Ensuring patients benefit from the specialist care and support they need to live life as fully as possible is what Saint Francis Hospice does best.
As part of Hospice Care Week (October 5th -11th), which is an annual awareness week aimed at raising the profile of hospice care in the UK, the charity will be highlighting the special role it plays in bringing patients and their families together with their local community and with each other.
In line with this year's theme of Connecting Care, Sir Eric Pickles, MP for Brentwood and Ongar (pictured) will officially be re-opening the hospice's general shop at 37 High Street, Brentwood at 11.30am on Monday 5th October following a refurbishment.
The public are invited also along to Saint Francis Hospice's furniture shop, which is also in the High Street, on Tuesday 6th October between 11am and 3pm, where they will have the chance to talk with Community Nurse Specialist Maria Stripe about any concerns they may have or to find out more about the services the hospice provides.
Hospice staff and volunteers will be setting up an information stand at King George Hospital in Goodmayes between 10am and 3pm on Tuesday (October 6th) where the public will have a chance to discuss any concerns and find out more about the services the hospice provides. and there will also be an information stand at Queen's Hospital in Romford between 10am and 3pm on Friday (October 9th).
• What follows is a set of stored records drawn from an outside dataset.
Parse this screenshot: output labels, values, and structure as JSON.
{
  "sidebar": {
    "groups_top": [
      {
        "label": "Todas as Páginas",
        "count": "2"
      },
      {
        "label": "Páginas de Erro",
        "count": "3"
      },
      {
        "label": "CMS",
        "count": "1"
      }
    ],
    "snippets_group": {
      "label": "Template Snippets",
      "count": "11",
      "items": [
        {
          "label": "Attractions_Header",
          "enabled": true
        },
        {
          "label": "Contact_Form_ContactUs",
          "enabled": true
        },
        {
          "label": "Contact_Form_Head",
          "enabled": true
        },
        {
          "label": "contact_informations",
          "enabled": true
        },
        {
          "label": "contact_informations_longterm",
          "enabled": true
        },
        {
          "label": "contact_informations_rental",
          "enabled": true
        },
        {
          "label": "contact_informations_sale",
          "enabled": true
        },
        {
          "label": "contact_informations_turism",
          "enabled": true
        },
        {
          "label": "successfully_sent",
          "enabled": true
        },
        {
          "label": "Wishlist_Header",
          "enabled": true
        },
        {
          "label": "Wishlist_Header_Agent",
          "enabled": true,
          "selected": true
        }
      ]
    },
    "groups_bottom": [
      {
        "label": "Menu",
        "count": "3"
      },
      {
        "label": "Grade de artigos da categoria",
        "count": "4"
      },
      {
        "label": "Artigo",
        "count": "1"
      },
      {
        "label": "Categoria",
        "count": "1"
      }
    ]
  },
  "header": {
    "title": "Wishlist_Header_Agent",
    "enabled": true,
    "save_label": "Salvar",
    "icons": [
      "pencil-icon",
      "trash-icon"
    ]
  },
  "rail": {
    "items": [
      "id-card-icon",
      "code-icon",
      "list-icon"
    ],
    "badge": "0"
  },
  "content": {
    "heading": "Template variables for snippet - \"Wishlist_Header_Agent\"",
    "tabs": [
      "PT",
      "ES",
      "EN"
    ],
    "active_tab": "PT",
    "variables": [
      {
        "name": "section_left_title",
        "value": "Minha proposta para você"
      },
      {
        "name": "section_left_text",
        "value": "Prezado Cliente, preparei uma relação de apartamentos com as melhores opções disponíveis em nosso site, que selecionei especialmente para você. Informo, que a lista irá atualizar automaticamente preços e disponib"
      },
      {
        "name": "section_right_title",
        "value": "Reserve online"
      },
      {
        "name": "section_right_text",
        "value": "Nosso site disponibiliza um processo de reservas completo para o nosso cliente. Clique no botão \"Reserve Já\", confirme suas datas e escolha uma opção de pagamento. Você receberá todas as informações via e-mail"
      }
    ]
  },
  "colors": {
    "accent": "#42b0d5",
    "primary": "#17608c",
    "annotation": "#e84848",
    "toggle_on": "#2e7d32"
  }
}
Later in the week be prepared to be amazed at An Evening of Magic, which is being held at the hospice's Pepperell Education Centre on Saturday, October 10th to raise funds for the hospice and spread the word about the care that the hospice provides to thousands of local people affected by a life-limiting illness each year.
Or if you fancy a sensational song fest guaranteed to rock you, then Queen B, a tribute band playing all the best Queen hits, will be at the Premiere Cinema in the Mercury Mall in Romford on the same night.
Alan Harris is a patient at Saint Francis Hospice who uses his singing talents to entertain fellow patients and staff.
Alan Harris, 85, (pictured with Saint Francis Hospice physiotherapist Sarah Benton) may have lung cancer, but when he visits the Day Unit at Saint Francis Hospice every Monday, he entertains fellow patients and staff with his impromptu singing of class opera hits.
The professionally trained counter tenor sings his heart out as he sits around the lunch table, despite the fact he has breathing difficulties.
"I love to sing and over the years I have sang in so many choirs," said Alan, who lives with his partner Gwynedd Janes at their home in Harold Hill.
"I look forward to my visits to the hospice and I know everybody looks forward to seeing me too.
"I was given a gift and I intend to use it to the best of my ability.
"I also find my experience as a singer helps me to control my breathing."
Since he started coming to the hospice, which is now the only time he leaves his home due to his poor health, he has also benefited from counselling, breathing and physiotherapy sessions.
"Everyone is so helpful and they have helped me so much," says Alan.
"They would do anything for you and there is always someone you can talk to.
"Sometimes I find it is easier to talk to a nurse or someone from the hospice than talk to my partner as they are professionals and they know what the problem is and how to deal with it."
To get tickets to the Freddie at the Mercury event click here.